Three microsieverts and hour? Does that count toward my handicap? Wow! Empty golf courses? If there were ever a time to pick up the sport, now is the time... And, that's not all, folks! Free tanning on these golf courses with the new "Fuku-you Golf Tanning" plan!


Yoshikatsu Fukuodori, manager of the golf course, said, "[It's a pity], as our golf course suffered no damage from the earthquake and tsunami."


What does he mean by that? Does he wish the courses were ruined by tsunami as well as nuclear radiation?

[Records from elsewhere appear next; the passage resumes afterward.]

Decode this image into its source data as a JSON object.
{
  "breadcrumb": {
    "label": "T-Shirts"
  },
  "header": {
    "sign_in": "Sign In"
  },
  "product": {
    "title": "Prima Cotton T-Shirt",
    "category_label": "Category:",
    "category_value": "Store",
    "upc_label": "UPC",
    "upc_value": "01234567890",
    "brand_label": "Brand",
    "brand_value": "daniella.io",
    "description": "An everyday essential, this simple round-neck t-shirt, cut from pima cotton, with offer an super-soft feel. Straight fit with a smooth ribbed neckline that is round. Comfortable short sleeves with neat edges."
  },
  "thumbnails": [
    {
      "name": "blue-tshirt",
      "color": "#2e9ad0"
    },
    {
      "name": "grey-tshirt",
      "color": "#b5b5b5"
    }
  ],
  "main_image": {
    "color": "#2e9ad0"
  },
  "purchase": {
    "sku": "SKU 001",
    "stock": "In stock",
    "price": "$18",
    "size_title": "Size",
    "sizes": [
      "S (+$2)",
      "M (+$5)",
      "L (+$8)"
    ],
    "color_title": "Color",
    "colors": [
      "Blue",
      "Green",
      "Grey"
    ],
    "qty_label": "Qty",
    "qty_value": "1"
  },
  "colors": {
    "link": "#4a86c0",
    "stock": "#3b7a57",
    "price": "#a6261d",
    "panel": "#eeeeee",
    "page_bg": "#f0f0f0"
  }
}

As a result of some club members requesting to practice their swing at the course, the club reopened 18 holes on June 4. However, because many of the club's members have evacuated to outside the prefecture, only about 20 people per day use the course. The 3,500 yen fee members pay to use the course just covers the minimum maintenance costs involved, such as gasoline for golf carts and chemical herbicides.


Aha! I love golf! Nature! The sun! Birds! Bees! Chemical fertilizers, pesticides, insecticides, Agent Orange and nucleotides!


Fukuodori had no choice but to dismiss all 45 of his employees as a result of the downturn. Of those, four are supporting him as volunteers. Fukuodori remained pessimistic, however, dropping his shoulders and saying, "Even if we decontaminate the golf course, it's not guaranteed that players will return."


"Even if we decontaminate the course, it's not guaranteed that players will return"!? So, what Einstein is saying here is that the course is contaminated and he wonders why players don't come there to golf?


Did you folks ever see that movie Caddy Shack?.... Case rests your honor.

3 comments:

Marc Sheffner said...

Watch for the "radiation is good for you!" ads. "Get a 'buzz' on our golf-courses!" he-he

Andrew Joseph said...

Hey Mike - golf players often get 'hot' under the collar after a round of golf.
Heck, I recall seeing a golf course immediately beside the Bangkok airport that was put there specifically to cater to the Japanese business man who needed to play gold while waiting for his sex tour to begin!
I just mean that the Japanese (not all of you) seem to love golf. Personally, I think if you can drink WHILE playing, it's not a sport. Although being a radioactive golfer does allow one to play at night, does it qualify as an extreme sport?

Anonymous said...

I'm pretty certain I've seen People drinking while doing almost every sport there is.

I've never seen polo, but I imagine it's easy to drink while playing.

- Clark